The Pabst Mansion, the restored Gilded Age home of the man for whom the Pabst Brewing Co. was named, is beefing up its leadership to help grow the museum and undertake a more aggressive outreach to its neighborhood and its home city.
The mansion, a major city tourist attraction at 2000 W. Wisconsin Ave., has named Pamela Williams-Lime, lately president of the Trout Museum of Art in Appleton, as its first president. She’ll start August 1. John Eastberg, who has been at the museum for 25 years, the past three as executive director, will continue in that role.
Adam Christian, president of the Pabst Mansion board, said the board began to entertain the notion of adding a president at the beginning of this year. Williams-Lime will take responsibility for the museum’s operations, concentrating on strategic planning, financial management, community programs and member engagement, while Eastberg concentrates on the challenges of continuing restoration of the 1892 property, acquiring furnishings and maintaining its extensive archives. One particular challenge: the $8 million-plus restoration of the pavilion on the mansion’s east end – originally built as the Pabst Brewing Co.’s pavilion at the 1893 World Columbian Exposition in Chicago and later hauled to Milwaukee and eventually attached to the mansion. The mansion served for 67 years as the home of Milwaukee’s Catholic archbishops, after the death of Frederick Pabst in 1904; the pavilion was a chapel in those years.
A release from the organization says that Williams-Lime grew the number of members served each year at the Trout Museum from 25,000 to 100,000 in the six years she was there, and it quotes her as saying she sees similar potential for growth here.
“I see the increased impact that the Pabst Mansion can have on Milwaukee,” said Williams-Lime. “Milwaukee is growing, vibrant, and investing in its urban landscape. I look forward to building new relationships between the Pabst Mansion and the community.”
According to a Pabst Mansion blog, Williams-Lime and her husband have been members of the museum for several years, starting when she visited with a group tour. In 2015, she began talks with Eastberg on a collaboration with the Trout Museum, centered on member engagement. The two institutions have had a relationship since then.

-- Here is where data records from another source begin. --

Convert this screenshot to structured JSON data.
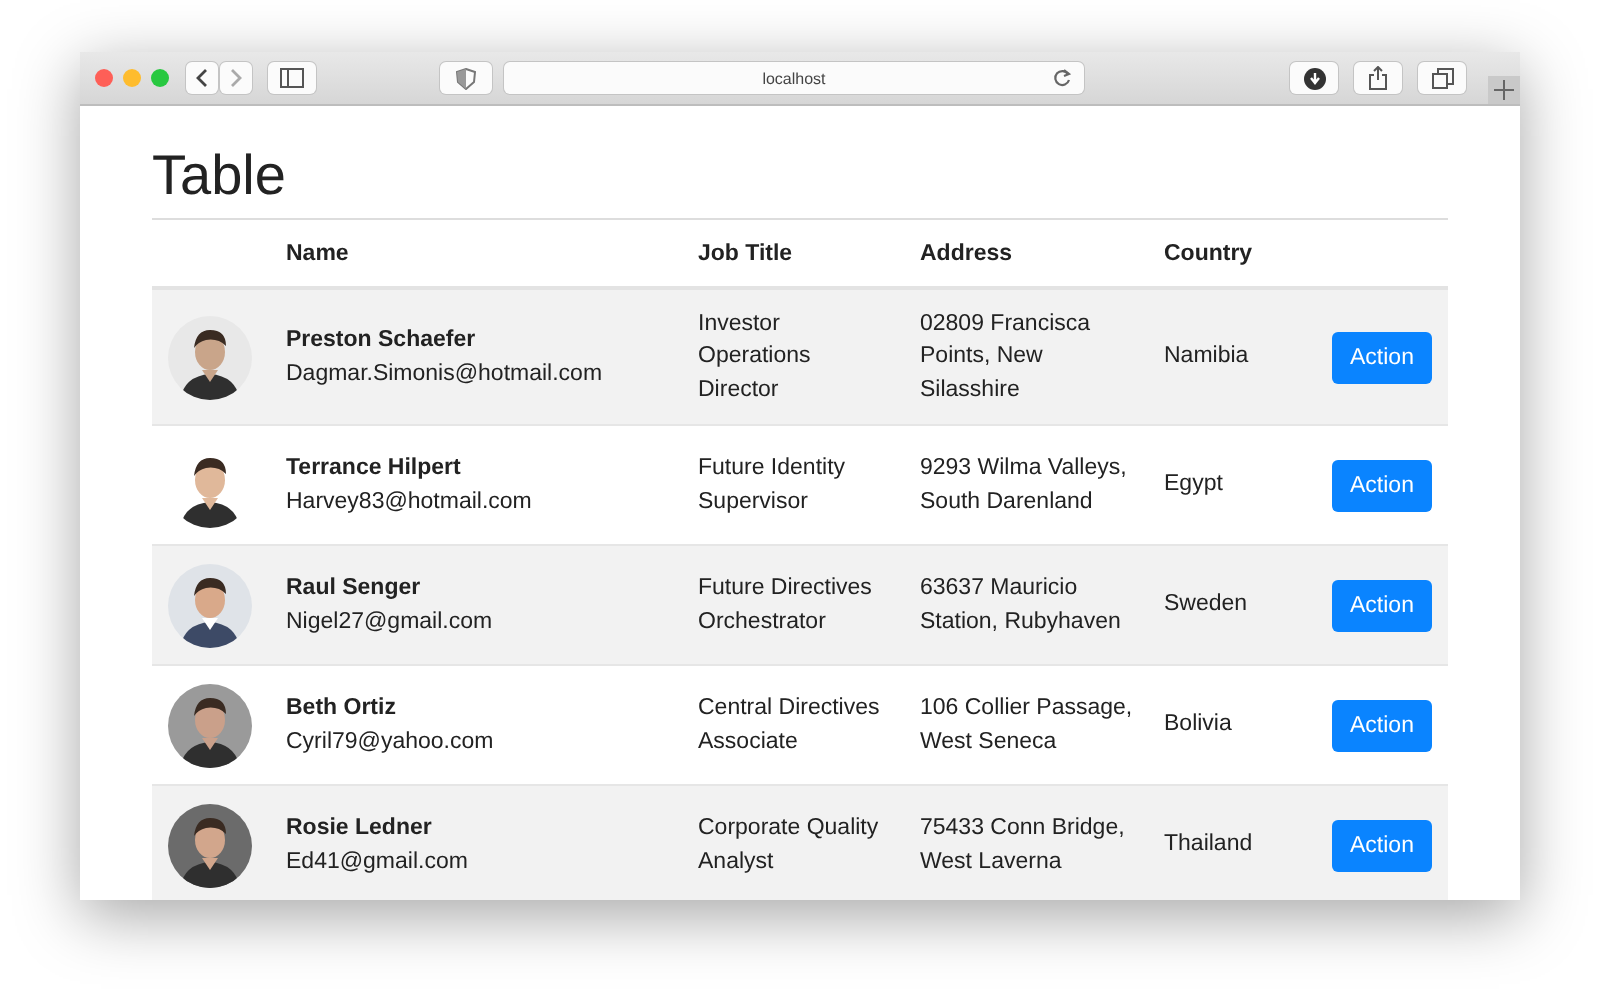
{
  "browser": {
    "address": "localhost"
  },
  "heading": "Table",
  "table": {
    "columns": [
      "Name",
      "Job Title",
      "Address",
      "Country"
    ],
    "rows": [
      {
        "name": "Preston Schaefer",
        "email": "Dagmar.Simonis@hotmail.com",
        "job_title": "Investor Operations Director",
        "address": "02809 Francisca Points, New Silasshire",
        "country": "Namibia",
        "action": "Action"
      },
      {
        "name": "Terrance Hilpert",
        "email": "Harvey83@hotmail.com",
        "job_title": "Future Identity Supervisor",
        "address": "9293 Wilma Valleys, South Darenland",
        "country": "Egypt",
        "action": "Action"
      },
      {
        "name": "Raul Senger",
        "email": "Nigel27@gmail.com",
        "job_title": "Future Directives Orchestrator",
        "address": "63637 Mauricio Station, Rubyhaven",
        "country": "Sweden",
        "action": "Action"
      },
      {
        "name": "Beth Ortiz",
        "email": "Cyril79@yahoo.com",
        "job_title": "Central Directives Associate",
        "address": "106 Collier Passage, West Seneca",
        "country": "Bolivia",
        "action": "Action"
      },
      {
        "name": "Rosie Ledner",
        "email": "Ed41@gmail.com",
        "job_title": "Corporate Quality Analyst",
        "address": "75433 Conn Bridge, West Laverna",
        "country": "Thailand",
        "action": "Action"
      }
    ]
  }
}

The Pabst Mansion welcomes more than 35,000 visitors a year and is on the National Register of Historic Places. The mansion was saved from demolition in 1975, after it was acquired from the Archdiocese. The organization that now runs it acquired it from interim ownership in 1978, making this year the 40th anniversary of its use as a museum. It has been restored, room by room, over those 40 years. Besides the pavilion, there’s one suite of rooms still requiring substantial restoration, Eastberg says — those of the Pabsts’ granddaughter Elsbeth.